FTO: Risk of overating
The FTO gene encodes the fat mass and obesity-associated protein. It affects the hypothalamus region of the brain, which regulates appetite, energy intake and satiety. Associated with difficulty feeling full and risk of obesity. However, physical activity minimizes these effects.
Increasing exercise and decreasing saturated fat reduce the risks associated with variants in this gene.
Managing PCOS with Genetic Testing
Limiting foods high in refined carbohydrates such as white bread and muffins, sugary snacks and drinks like soda, and inflammatory foods such as processed meats are one of the first steps in managing PCOS with food.
Simple elimination or restriction of specific foods can improve PCOS symptoms, but may not provide the full picture.
Taking it one step further, understanding genetic factors related to one’s ability to process specific nutrients may significantly improve the outcome of managing PCOS through dietary means.
Here is a list of genes related to the metabolism of nutrients that may impact PCOS conditions such as insulin resistance, risk of obesity, food intolerances, and inflammation:
Genes That Impact Carbohydrate Metabolism
ABCC9: Variation in this gene is associated with poor insulin sensitivity and weight gain around your waist.
PPARG: Influences the regulation of genes involved in carbohydrate and fat metabolism and insulin production, which moderate the risk of obesity and type 2 diabetes. Plays a key role in fat cell formation and metabolism.
Genes that Impact Insulin Metabolism

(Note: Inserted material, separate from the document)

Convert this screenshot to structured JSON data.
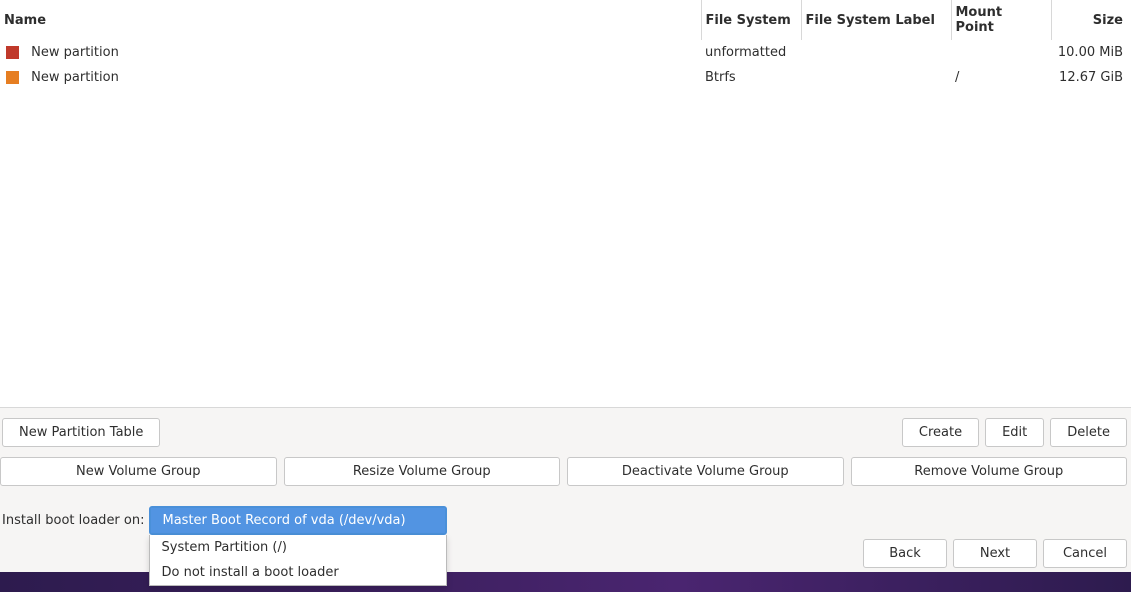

CEBPA: Modulates the expression of genes involved in cell cycle regulation and body weight homeostasis. Involved in the creation of fat cells and energy homeostasis. Caloric restriction reduces CEBPA protein expression in patients with metabolic syndrome. Variation is associated with an increased risk of insulin resistance and lower insulin production.
SH2B1: Expressed in the hypothalamus, a crucial center for energy balance and regulation of food intake. Variations can disrupt hormonal signalling and are associated with obesity, increased snacking and fat intake, type 2 diabetes, insulin dependence, and BMI.

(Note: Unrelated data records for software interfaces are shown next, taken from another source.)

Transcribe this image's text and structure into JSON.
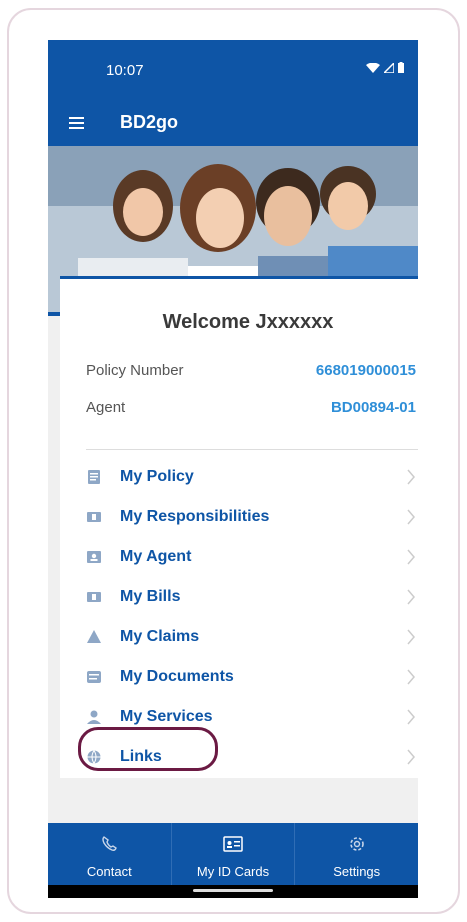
{
  "status_bar": {
    "time": "10:07"
  },
  "app_bar": {
    "title": "BD2go"
  },
  "welcome": "Welcome Jxxxxxx",
  "policy": {
    "policy_label": "Policy Number",
    "policy_value": "668019000015",
    "agent_label": "Agent",
    "agent_value": "BD00894-01"
  },
  "menu": [
    {
      "label": "My Policy",
      "icon": "document-icon"
    },
    {
      "label": "My Responsibilities",
      "icon": "money-icon"
    },
    {
      "label": "My Agent",
      "icon": "person-card-icon"
    },
    {
      "label": "My Bills",
      "icon": "money-icon"
    },
    {
      "label": "My Claims",
      "icon": "warning-icon"
    },
    {
      "label": "My Documents",
      "icon": "documents-icon"
    },
    {
      "label": "My Services",
      "icon": "person-icon"
    },
    {
      "label": "Links",
      "icon": "globe-icon"
    }
  ],
  "tabs": [
    {
      "label": "Contact",
      "icon": "phone-icon"
    },
    {
      "label": "My ID Cards",
      "icon": "id-card-icon"
    },
    {
      "label": "Settings",
      "icon": "gear-icon"
    }
  ],
  "colors": {
    "brand_blue": "#0e55a6",
    "value_blue": "#2f8fd8",
    "highlight_ring": "#6b1a43",
    "icon_grey_blue": "#8ea7c6"
  }
}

Genes that Impact the Need for Protein to Regulate Insulin
NADSYN1: Variation is associated with more significant positive changes in insulin regulation (fasting insulin and insulin resistance) in response to a high protein diet.
PPARGC1A: Regulates mitochondrial biogenesis, fatty acid oxidation, glucose utilization and thermogenesis. The variant tested here has been associated with a greater reduction of cholesterol on a high-protein diet than on a low-fat diet.
Gene that Impacts Lactose Tolerance
MCM6: Helps control the activity of a nearby lactase gene. It determines whether the lactase gene is turned on or off. This gene provides instructions for making the enzyme lactase, which is responsible for breaking down lactose.
Genes that Impact Inflammation from Food
BCMO1: Involved in the conversion of beta-carotene to a bio-available form of vitamin A
CETP: A key determinant in lipid metabolism, facilitates the transport of cholesteryl esters and triglycerides between the lipoproteins. Antioxidants – like vitamin E prevent a decrease in CETP by radical-induced damage.
SLC23A1 and SLC23A2: Responsible for tissue-specific absorption of vitamin C.
NOS3: An inflammatory agent and oxidant in free radical-mediated lipid breakdown. It is associated with responsiveness to fatty acids and the beneficial effect of omega 3 supplementation. Variations result in decreased protection following a damage-causing injury to cells.
Coping with PCOS presents its challenges in many ways, especially when it comes to nutrition.
It is essential to choose foods high in fibre, lean protein, and anti-inflammatory properties. By doing so, symptoms of insulin resistance and inflammatory conditions may improve over time.
If you’re following a healthy diet low in refined carbohydrates, sugar, and inflammatory foods, and is still suffering from severe symptoms, you may want to consider getting your DNA tested to get a deeper understanding of what nutrients your body needs.
Managing PCOS with genetic testing may provide the answers to a diet that’s right for you.